Relativity in navigation systems, geodesy and astronomy

Date & time

4–5pm 19 March 2018


John Dedman Building 27 Room G35


Mr Joseph O’Leary, School of Information Technology and Mathematical Sciences, University of South Australia and SERC Limited, AITC2 Mount Stromlo Observatory


 Stephen Roberts
 6125 4445

The consequences and predictions of the theory of relativity are both far-reaching and non-intuitive; for example clock rates are measured differently by observers in relative motion and in varying gravitational fields. Furthermore, it predicts the universe is heavily populated with strange and exotic objects known as black holes and that light from objects will bend in the presence of massive bodies. 

The incorporation of General Relativity (GR) is paramount in fields such as geodesy and astronomy where highly precise measurements are required. Current accuracy levels in geodesy and astronomy require that reference frames, planetary and satellite orbits and signal propagation be treated within the regime of GR.

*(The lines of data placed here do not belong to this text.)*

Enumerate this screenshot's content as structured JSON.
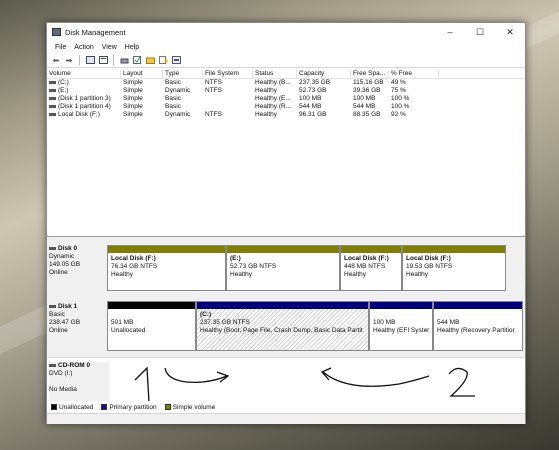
{
  "window": {
    "title": "Disk Management",
    "controls": {
      "minimize": "–",
      "maximize": "☐",
      "close": "✕"
    }
  },
  "menu": [
    "File",
    "Action",
    "View",
    "Help"
  ],
  "toolbar_icons": [
    "back-arrow-icon",
    "forward-arrow-icon",
    "console-icon",
    "help-icon",
    "properties-icon",
    "rescan-icon",
    "check-icon",
    "folder-icon",
    "wizard-icon",
    "settings-icon"
  ],
  "volume_table": {
    "headers": [
      "Volume",
      "Layout",
      "Type",
      "File System",
      "Status",
      "Capacity",
      "Free Spa...",
      "% Free"
    ],
    "rows": [
      [
        "(C:)",
        "Simple",
        "Basic",
        "NTFS",
        "Healthy (B...",
        "237.35 GB",
        "115.16 GB",
        "49 %"
      ],
      [
        "(E:)",
        "Simple",
        "Dynamic",
        "NTFS",
        "Healthy",
        "52.73 GB",
        "39.36 GB",
        "75 %"
      ],
      [
        "(Disk 1 partition 3)",
        "Simple",
        "Basic",
        "",
        "Healthy (E...",
        "100 MB",
        "100 MB",
        "100 %"
      ],
      [
        "(Disk 1 partition 4)",
        "Simple",
        "Basic",
        "",
        "Healthy (R...",
        "544 MB",
        "544 MB",
        "100 %"
      ],
      [
        "Local Disk (F:)",
        "Simple",
        "Dynamic",
        "NTFS",
        "Healthy",
        "96.31 GB",
        "88.35 GB",
        "92 %"
      ]
    ]
  },
  "disks": [
    {
      "name": "Disk 0",
      "info": [
        "Dynamic",
        "149.05 GB",
        "Online"
      ],
      "partitions": [
        {
          "title": "Local Disk (F:)",
          "size": "76.34 GB NTFS",
          "status": "Healthy"
        },
        {
          "title": "(E:)",
          "size": "52.73 GB NTFS",
          "status": "Healthy"
        },
        {
          "title": "Local Disk (F:)",
          "size": "448 MB NTFS",
          "status": "Healthy"
        },
        {
          "title": "Local Disk (F:)",
          "size": "19.53 GB NTFS",
          "status": "Healthy"
        }
      ]
    },
    {
      "name": "Disk 1",
      "info": [
        "Basic",
        "238.47 GB",
        "Online"
      ],
      "partitions": [
        {
          "title": "",
          "size": "501 MB",
          "status": "Unallocated"
        },
        {
          "title": "(C:)",
          "size": "237.35 GB NTFS",
          "status": "Healthy (Boot, Page File, Crash Dump, Basic Data Partit"
        },
        {
          "title": "",
          "size": "100 MB",
          "status": "Healthy (EFI Syster"
        },
        {
          "title": "",
          "size": "544 MB",
          "status": "Healthy (Recovery Partitior"
        }
      ]
    }
  ],
  "cdrom": {
    "name": "CD-ROM 0",
    "info": [
      "DVD (I:)",
      "",
      "No Media"
    ]
  },
  "annotations": {
    "one": "1",
    "two": "2"
  },
  "legend": [
    {
      "label": "Unallocated",
      "color": "#000000"
    },
    {
      "label": "Primary partition",
      "color": "#1010a0"
    },
    {
      "label": "Simple volume",
      "color": "#7f7f00"
    }
  ],
  "colors": {
    "simple_volume": "#808000",
    "primary": "#00007f",
    "unallocated": "#000000"
  }
}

In this talk, we present an overview of the history of GR and areas of interest being investigated as part of a PhD project. Finally, we address why the incorporation of GR is critical in present and future geodetic and astronomical techniques.

Updated:  21 March 2018/Responsible Officer:  Director/Page Contact:  School Manager